Pull every line containing "target" from the data.
---------- MATERIAL SUPPLIED
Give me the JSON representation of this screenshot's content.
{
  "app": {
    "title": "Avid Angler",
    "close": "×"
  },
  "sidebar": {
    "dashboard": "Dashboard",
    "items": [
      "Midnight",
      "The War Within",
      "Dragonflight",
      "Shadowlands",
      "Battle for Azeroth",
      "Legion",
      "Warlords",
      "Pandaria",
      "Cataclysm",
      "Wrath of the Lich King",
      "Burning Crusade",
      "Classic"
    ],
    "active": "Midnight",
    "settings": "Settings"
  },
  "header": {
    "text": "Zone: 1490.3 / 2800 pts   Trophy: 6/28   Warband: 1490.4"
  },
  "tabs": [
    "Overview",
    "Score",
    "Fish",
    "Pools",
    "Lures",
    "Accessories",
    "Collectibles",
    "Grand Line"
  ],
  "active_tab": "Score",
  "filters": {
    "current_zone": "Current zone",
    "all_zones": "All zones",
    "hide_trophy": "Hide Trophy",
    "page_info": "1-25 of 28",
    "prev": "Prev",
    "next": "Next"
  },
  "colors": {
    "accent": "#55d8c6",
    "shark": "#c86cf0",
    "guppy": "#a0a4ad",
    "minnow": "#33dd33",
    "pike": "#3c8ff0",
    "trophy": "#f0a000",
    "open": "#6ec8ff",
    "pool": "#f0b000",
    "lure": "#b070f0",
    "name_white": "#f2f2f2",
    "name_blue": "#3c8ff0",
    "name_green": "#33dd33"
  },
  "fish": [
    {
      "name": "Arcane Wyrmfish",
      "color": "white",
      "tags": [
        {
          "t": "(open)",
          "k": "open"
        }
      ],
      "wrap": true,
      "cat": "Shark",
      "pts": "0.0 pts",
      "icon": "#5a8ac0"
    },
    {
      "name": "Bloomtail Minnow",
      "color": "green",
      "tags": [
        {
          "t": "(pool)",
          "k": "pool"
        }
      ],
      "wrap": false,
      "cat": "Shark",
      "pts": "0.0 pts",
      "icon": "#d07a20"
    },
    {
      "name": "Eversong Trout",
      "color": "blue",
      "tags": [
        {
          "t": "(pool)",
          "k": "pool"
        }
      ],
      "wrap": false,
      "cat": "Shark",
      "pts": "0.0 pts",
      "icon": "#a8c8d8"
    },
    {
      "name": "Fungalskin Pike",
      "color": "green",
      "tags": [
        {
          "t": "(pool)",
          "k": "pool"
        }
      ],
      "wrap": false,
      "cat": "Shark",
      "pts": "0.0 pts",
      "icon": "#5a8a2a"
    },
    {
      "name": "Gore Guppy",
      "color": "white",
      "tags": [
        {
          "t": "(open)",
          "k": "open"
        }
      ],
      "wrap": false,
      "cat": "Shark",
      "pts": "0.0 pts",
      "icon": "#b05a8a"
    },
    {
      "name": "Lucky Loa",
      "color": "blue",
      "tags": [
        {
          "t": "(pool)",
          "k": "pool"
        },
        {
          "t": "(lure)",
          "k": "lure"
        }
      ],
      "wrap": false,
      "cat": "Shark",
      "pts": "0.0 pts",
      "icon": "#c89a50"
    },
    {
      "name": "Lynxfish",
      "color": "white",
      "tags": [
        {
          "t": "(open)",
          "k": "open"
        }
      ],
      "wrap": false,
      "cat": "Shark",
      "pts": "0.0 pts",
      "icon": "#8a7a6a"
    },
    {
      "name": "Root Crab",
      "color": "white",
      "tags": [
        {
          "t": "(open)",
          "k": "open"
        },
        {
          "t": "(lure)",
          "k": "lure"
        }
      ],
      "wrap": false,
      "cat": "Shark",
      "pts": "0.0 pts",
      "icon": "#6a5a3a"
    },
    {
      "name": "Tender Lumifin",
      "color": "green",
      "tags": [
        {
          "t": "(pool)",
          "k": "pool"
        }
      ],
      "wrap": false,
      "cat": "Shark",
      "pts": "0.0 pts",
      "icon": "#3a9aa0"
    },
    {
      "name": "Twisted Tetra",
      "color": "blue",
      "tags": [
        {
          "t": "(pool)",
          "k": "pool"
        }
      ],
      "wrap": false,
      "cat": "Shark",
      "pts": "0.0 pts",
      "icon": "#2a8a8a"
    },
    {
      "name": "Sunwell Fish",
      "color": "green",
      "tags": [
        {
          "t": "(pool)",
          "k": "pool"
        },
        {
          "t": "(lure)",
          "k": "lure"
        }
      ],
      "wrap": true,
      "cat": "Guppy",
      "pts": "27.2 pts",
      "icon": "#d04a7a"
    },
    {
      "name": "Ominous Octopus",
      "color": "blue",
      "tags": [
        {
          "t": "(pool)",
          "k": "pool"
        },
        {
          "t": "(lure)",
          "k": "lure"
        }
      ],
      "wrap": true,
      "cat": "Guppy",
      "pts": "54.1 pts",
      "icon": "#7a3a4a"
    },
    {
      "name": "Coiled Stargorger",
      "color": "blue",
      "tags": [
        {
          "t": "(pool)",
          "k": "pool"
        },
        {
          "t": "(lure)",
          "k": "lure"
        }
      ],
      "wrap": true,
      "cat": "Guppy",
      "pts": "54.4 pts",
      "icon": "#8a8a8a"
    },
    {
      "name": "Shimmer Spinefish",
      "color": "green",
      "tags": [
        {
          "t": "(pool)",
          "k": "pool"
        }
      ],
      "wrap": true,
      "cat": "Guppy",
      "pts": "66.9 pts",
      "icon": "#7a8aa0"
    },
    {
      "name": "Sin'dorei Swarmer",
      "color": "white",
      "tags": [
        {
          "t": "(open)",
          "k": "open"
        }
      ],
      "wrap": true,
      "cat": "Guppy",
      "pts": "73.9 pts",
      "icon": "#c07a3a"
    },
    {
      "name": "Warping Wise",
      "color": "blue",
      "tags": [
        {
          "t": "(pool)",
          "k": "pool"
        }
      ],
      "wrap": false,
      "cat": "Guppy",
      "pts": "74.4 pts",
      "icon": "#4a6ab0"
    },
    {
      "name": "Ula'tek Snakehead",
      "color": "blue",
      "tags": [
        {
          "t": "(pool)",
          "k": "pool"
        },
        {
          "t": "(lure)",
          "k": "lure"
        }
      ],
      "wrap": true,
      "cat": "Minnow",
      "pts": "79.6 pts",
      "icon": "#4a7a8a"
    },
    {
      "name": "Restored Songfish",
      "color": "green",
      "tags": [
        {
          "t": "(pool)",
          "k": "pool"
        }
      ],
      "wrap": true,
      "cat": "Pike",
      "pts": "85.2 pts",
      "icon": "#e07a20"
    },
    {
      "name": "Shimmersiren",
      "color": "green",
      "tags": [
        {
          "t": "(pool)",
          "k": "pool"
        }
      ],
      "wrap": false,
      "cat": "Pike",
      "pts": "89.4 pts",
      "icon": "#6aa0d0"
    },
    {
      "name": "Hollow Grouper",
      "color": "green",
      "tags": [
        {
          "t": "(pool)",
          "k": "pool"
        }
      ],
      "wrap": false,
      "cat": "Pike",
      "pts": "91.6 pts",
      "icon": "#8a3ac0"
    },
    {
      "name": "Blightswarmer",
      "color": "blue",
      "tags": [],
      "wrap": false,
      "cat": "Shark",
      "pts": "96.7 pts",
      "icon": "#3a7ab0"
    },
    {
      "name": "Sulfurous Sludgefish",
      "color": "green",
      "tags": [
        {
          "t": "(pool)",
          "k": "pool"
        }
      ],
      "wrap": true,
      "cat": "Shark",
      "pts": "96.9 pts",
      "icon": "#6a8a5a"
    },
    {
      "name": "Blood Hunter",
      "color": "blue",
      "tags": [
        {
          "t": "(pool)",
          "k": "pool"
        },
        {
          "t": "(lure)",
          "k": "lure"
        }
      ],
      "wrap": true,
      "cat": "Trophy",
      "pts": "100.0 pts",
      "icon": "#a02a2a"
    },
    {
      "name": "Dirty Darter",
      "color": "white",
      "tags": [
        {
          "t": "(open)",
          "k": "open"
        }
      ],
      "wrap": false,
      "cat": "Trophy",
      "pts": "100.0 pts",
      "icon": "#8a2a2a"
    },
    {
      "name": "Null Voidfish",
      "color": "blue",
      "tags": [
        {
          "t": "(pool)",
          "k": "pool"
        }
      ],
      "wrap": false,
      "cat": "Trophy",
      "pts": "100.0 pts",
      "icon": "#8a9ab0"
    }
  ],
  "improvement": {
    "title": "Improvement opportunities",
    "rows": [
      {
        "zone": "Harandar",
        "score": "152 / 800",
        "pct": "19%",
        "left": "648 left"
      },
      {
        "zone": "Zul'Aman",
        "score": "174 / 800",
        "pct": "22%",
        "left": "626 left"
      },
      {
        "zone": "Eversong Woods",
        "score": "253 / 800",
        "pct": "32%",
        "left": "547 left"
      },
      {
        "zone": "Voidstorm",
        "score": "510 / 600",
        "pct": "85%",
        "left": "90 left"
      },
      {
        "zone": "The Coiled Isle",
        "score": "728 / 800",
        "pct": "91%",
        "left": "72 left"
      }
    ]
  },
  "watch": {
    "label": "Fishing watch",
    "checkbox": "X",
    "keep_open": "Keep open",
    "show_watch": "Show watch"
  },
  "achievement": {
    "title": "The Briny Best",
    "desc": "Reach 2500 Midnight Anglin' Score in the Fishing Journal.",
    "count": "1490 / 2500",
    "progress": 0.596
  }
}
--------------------
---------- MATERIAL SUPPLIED
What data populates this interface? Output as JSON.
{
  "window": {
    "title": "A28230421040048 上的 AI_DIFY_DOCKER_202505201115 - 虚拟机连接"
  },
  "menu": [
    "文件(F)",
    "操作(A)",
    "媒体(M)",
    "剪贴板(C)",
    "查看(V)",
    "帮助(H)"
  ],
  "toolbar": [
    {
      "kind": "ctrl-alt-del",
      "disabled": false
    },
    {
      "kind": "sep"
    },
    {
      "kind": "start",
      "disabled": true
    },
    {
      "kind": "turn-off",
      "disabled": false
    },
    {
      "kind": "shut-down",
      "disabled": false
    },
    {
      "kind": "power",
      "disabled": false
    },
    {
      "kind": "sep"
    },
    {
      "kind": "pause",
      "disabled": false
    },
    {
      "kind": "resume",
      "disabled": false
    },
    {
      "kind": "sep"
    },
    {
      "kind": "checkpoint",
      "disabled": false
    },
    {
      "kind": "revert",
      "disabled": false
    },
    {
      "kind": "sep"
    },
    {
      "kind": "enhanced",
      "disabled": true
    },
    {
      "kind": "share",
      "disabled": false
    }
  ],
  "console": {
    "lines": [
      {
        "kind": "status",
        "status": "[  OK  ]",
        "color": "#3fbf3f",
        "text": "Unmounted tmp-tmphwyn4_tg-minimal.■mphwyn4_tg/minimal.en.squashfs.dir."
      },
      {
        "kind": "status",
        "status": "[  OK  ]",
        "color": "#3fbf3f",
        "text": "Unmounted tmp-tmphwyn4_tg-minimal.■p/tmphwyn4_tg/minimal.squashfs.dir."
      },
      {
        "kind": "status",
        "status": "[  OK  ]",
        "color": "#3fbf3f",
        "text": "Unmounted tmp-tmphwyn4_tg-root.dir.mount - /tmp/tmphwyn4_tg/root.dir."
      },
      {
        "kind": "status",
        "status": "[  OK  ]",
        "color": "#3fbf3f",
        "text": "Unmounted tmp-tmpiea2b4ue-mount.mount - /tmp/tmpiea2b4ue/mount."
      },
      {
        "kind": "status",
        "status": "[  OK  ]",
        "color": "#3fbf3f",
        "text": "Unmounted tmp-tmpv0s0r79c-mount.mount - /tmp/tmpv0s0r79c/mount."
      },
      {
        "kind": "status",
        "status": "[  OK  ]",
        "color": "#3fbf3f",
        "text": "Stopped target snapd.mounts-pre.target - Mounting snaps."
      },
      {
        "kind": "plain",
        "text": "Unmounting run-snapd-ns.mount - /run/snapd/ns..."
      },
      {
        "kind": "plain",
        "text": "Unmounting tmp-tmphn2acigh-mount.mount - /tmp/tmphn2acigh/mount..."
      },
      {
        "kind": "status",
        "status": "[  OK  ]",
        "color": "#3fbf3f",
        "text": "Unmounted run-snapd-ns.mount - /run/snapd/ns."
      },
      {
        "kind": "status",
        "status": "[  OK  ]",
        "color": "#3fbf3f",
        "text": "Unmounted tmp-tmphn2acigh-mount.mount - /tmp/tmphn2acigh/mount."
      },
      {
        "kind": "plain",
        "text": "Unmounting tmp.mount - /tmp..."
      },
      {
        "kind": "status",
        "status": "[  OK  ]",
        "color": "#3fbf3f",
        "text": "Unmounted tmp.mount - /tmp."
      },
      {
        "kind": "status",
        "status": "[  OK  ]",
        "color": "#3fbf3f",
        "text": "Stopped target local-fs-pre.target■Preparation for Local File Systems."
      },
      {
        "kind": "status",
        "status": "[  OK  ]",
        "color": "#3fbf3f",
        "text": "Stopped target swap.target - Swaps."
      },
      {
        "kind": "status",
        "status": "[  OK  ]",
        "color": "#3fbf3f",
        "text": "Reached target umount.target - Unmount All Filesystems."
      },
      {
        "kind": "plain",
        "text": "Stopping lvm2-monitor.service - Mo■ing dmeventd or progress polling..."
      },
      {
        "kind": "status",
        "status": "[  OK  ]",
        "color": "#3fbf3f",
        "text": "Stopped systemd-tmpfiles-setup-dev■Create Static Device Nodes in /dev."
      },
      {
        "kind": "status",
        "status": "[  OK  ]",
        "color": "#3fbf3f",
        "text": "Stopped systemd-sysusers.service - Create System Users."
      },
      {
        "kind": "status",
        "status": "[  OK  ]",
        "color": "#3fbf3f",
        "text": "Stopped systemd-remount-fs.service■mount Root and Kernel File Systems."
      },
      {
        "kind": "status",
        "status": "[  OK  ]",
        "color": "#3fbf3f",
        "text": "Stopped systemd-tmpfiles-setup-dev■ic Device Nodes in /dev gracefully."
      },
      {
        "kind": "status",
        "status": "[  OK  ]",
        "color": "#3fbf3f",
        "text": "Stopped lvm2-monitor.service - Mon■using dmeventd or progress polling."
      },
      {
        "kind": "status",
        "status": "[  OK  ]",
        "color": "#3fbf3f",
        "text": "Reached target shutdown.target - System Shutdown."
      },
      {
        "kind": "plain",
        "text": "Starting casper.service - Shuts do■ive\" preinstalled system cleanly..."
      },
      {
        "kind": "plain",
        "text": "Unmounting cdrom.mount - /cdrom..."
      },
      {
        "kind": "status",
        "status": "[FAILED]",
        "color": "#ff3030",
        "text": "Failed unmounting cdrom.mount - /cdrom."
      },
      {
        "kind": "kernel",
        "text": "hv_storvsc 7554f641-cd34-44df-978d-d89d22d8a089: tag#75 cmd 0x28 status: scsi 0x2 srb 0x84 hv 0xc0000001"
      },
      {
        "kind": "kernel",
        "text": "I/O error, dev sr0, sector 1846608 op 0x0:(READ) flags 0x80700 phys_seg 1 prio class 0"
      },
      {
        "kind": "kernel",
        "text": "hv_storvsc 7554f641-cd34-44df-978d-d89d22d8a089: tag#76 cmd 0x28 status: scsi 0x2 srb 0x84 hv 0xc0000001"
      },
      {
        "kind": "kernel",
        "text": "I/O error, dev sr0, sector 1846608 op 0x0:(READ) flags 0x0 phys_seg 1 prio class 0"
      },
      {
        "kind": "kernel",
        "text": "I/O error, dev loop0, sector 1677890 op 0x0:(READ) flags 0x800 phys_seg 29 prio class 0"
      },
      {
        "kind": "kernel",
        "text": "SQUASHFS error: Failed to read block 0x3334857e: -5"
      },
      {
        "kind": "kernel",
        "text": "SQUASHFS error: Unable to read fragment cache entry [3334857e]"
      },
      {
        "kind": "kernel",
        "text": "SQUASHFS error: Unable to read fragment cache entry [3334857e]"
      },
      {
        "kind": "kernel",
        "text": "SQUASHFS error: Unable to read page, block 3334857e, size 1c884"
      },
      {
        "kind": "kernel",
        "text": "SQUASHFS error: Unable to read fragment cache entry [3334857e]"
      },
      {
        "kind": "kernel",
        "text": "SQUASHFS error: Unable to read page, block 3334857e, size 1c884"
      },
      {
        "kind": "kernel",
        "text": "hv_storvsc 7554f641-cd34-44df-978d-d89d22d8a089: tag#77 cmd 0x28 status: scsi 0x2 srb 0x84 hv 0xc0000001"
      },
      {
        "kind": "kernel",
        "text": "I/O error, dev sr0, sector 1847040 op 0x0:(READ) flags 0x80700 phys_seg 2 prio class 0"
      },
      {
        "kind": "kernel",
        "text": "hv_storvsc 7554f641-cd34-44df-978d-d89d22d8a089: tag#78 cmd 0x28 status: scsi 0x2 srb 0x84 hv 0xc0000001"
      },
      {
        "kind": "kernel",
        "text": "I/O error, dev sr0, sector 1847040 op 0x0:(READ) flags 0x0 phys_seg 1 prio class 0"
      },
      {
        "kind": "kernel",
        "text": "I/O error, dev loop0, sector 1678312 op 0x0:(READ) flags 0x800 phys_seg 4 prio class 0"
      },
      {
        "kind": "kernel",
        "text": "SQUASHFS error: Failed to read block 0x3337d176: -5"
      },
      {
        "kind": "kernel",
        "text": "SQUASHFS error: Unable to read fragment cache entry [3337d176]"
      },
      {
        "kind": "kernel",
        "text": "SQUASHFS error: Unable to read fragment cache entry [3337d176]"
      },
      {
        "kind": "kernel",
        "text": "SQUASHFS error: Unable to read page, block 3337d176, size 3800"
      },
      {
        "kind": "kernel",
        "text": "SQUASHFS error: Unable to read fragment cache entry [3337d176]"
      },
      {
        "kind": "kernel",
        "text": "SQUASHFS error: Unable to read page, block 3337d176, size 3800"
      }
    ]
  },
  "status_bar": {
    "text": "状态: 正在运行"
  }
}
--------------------
OUTPUT FOR THIS TASK:
        "text": "Stopped target snapd.mounts-pre.target - Mounting snaps."
        "text": "Stopped target local-fs-pre.target■Preparation for Local File Systems."
        "text": "Stopped target swap.target - Swaps."
        "text": "Reached target umount.target - Unmount All Filesystems."
        "text": "Reached target shutdown.target - System Shutdown."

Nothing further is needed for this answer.